[Entries from a dataset of interfaces]
********

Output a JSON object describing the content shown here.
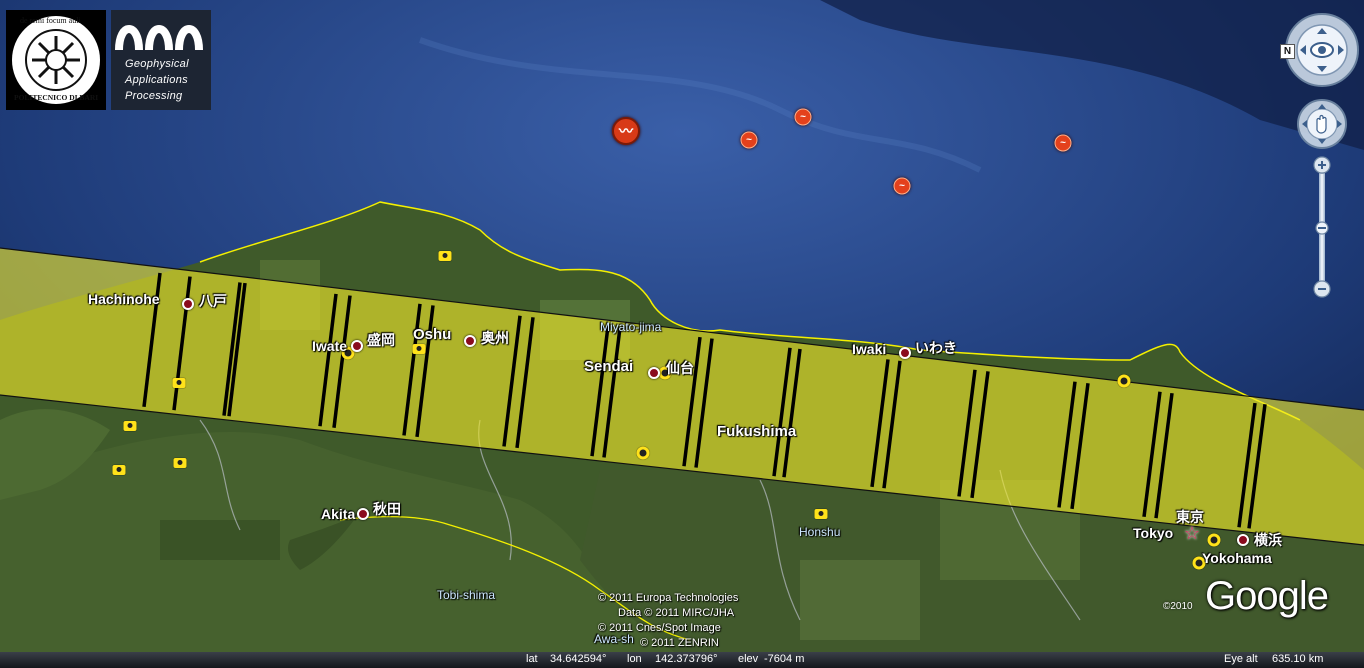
{
  "logos": {
    "poliba_top": "de remi focum auli",
    "poliba_bottom": "POLITECNICO DI BARI",
    "gap_line1": "Geophysical",
    "gap_line2": "Applications",
    "gap_line3": "Processing"
  },
  "cities": {
    "hachinohe": "Hachinohe",
    "hachinohe_jp": "八戸",
    "iwate": "Iwate",
    "morioka_jp": "盛岡",
    "oshu": "Oshu",
    "oshu_jp": "奥州",
    "sendai": "Sendai",
    "sendai_jp": "仙台",
    "iwaki": "Iwaki",
    "iwaki_jp": "いわき",
    "fukushima": "Fukushima",
    "akita": "Akita",
    "akita_jp": "秋田",
    "tokyo": "Tokyo",
    "tokyo_jp": "東京",
    "yokohama": "Yokohama",
    "yokohama_jp": "横浜"
  },
  "features": {
    "miyato_jima": "Miyato-jima",
    "honshu": "Honshu",
    "tobi_shima": "Tobi-shima",
    "awa_shima": "Awa-sh"
  },
  "copyright": {
    "line1": "© 2011 Europa Technologies",
    "line2": "Data © 2011 MIRC/JHA",
    "line3": "© 2011 Cnes/Spot Image",
    "line4": "© 2011 ZENRIN",
    "image_year": "©2010",
    "brand": "Google"
  },
  "status_bar": {
    "lat_label": "lat",
    "lat_value": "34.642594°",
    "lon_label": "lon",
    "lon_value": "142.373796°",
    "elev_label": "elev",
    "elev_value": "-7604 m",
    "eye_alt_label": "Eye alt",
    "eye_alt_value": "635.10 km"
  },
  "controls": {
    "north_label": "N"
  },
  "icons": {
    "quake": "earthquake-icon",
    "poi": "camera-icon",
    "city": "city-dot-icon",
    "capital": "capital-star-icon"
  },
  "colors": {
    "swath": "#f2ea2a",
    "coast": "#f4f000",
    "quake": "#e4411c",
    "ocean": "#1e3b78"
  }
}
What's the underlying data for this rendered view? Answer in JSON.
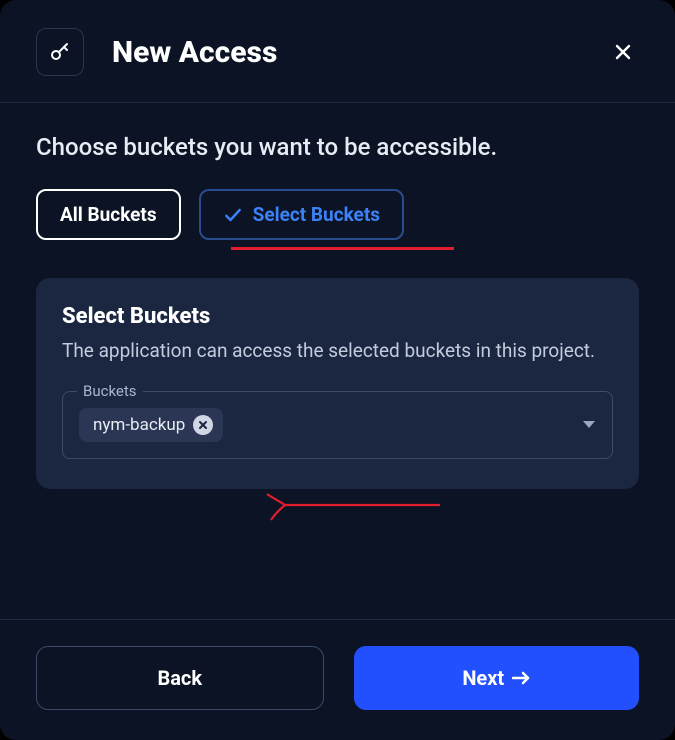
{
  "header": {
    "title": "New Access"
  },
  "body": {
    "subtitle": "Choose buckets you want to be accessible.",
    "tabs": {
      "all": "All Buckets",
      "select": "Select Buckets"
    }
  },
  "card": {
    "title": "Select Buckets",
    "desc": "The application can access the selected buckets in this project.",
    "legend": "Buckets",
    "chips": [
      {
        "label": "nym-backup"
      }
    ]
  },
  "footer": {
    "back": "Back",
    "next": "Next"
  },
  "colors": {
    "accent": "#2350ff",
    "link": "#3b82f6",
    "annotation": "#e11d2e",
    "panel": "#1b2640",
    "bg": "#0b1324"
  }
}
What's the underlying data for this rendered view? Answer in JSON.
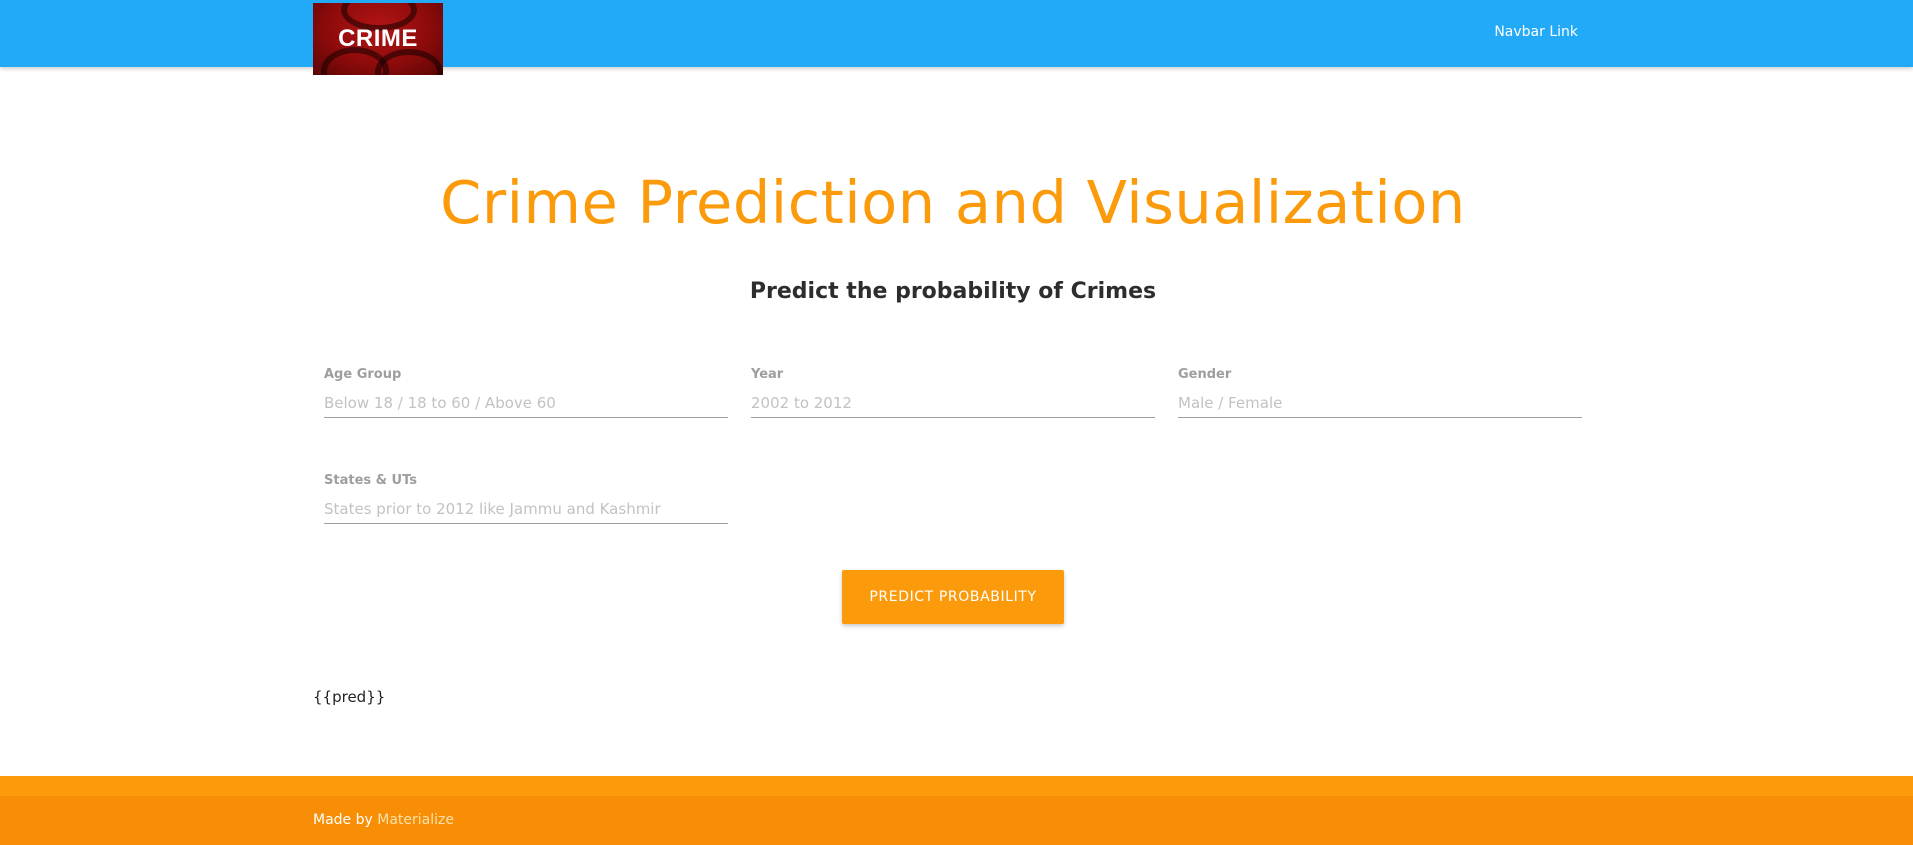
{
  "navbar": {
    "logo_text": "CRIME",
    "link_label": "Navbar Link",
    "color": "#22aaf9"
  },
  "hero": {
    "title": "Crime Prediction and Visualization",
    "subtitle": "Predict the probability of Crimes",
    "title_color": "#fb9a0b"
  },
  "form": {
    "fields": [
      {
        "label": "Age Group",
        "placeholder": "Below 18 / 18 to 60 / Above 60",
        "value": ""
      },
      {
        "label": "Year",
        "placeholder": "2002 to 2012",
        "value": ""
      },
      {
        "label": "Gender",
        "placeholder": "Male / Female",
        "value": ""
      },
      {
        "label": "States & UTs",
        "placeholder": "States prior to 2012 like Jammu and Kashmir",
        "value": ""
      }
    ],
    "submit_label": "Predict Probability",
    "accent": "#fb9a0b"
  },
  "result": {
    "text": "{{pred}}"
  },
  "footer": {
    "made_by": "Made by",
    "link_label": "Materialize",
    "color": "#f78e05"
  }
}
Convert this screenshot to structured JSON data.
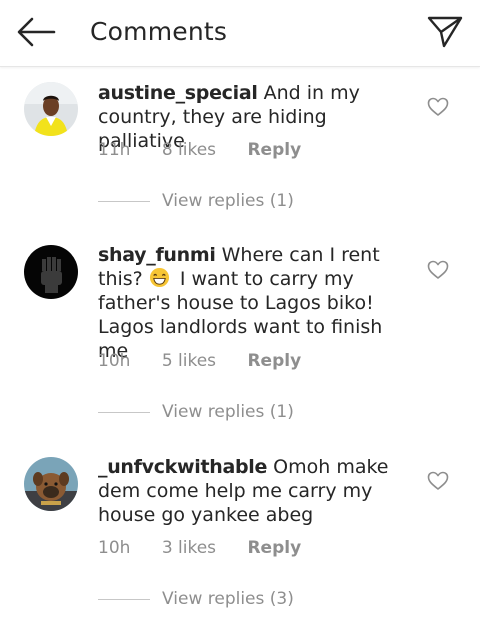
{
  "header": {
    "title": "Comments",
    "back_icon": "back-arrow-icon",
    "send_icon": "paper-plane-icon"
  },
  "colors": {
    "text": "#262626",
    "secondary": "#8e8e8e",
    "divider": "#e6e6e6"
  },
  "comments": [
    {
      "username": "austine_special",
      "text": "And in my country, they are hiding palliative",
      "time": "11h",
      "likes": "8 likes",
      "reply": "Reply",
      "view_replies": "View replies (1)"
    },
    {
      "username": "shay_funmi",
      "text_before_emoji": "Where can I rent this?",
      "emoji": "grinning-face-emoji",
      "text_after_emoji": "I want to carry my father's house to Lagos biko! Lagos landlords want to finish me",
      "time": "10h",
      "likes": "5 likes",
      "reply": "Reply",
      "view_replies": "View replies (1)"
    },
    {
      "username": "_unfvckwithable",
      "text": "Omoh make dem come help me carry my house go yankee abeg",
      "time": "10h",
      "likes": "3 likes",
      "reply": "Reply",
      "view_replies": "View replies (3)"
    }
  ]
}
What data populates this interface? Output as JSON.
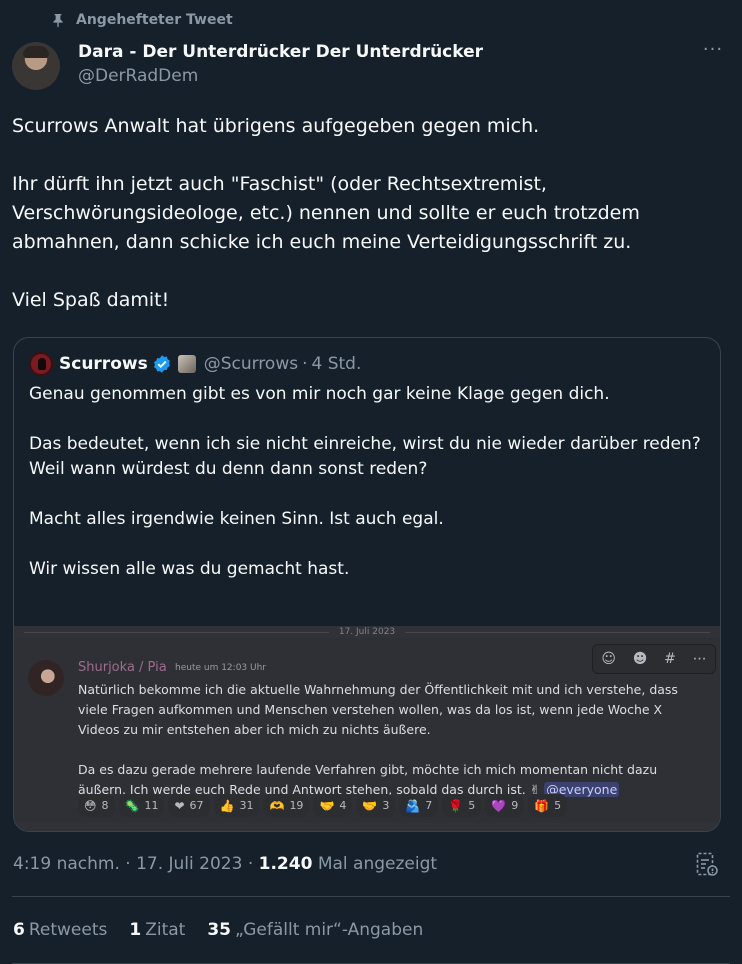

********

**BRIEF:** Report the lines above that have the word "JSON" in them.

**EXERCISE OUTPUT:**
Output a JSON object describing the content shown here.
What's the underlying data for this rendered view? Answer in JSON.
What's the underlying data for this rendered view? Answer in JSON.
Convert this screenshot to structured JSON data.
What data populates this interface? Output as JSON.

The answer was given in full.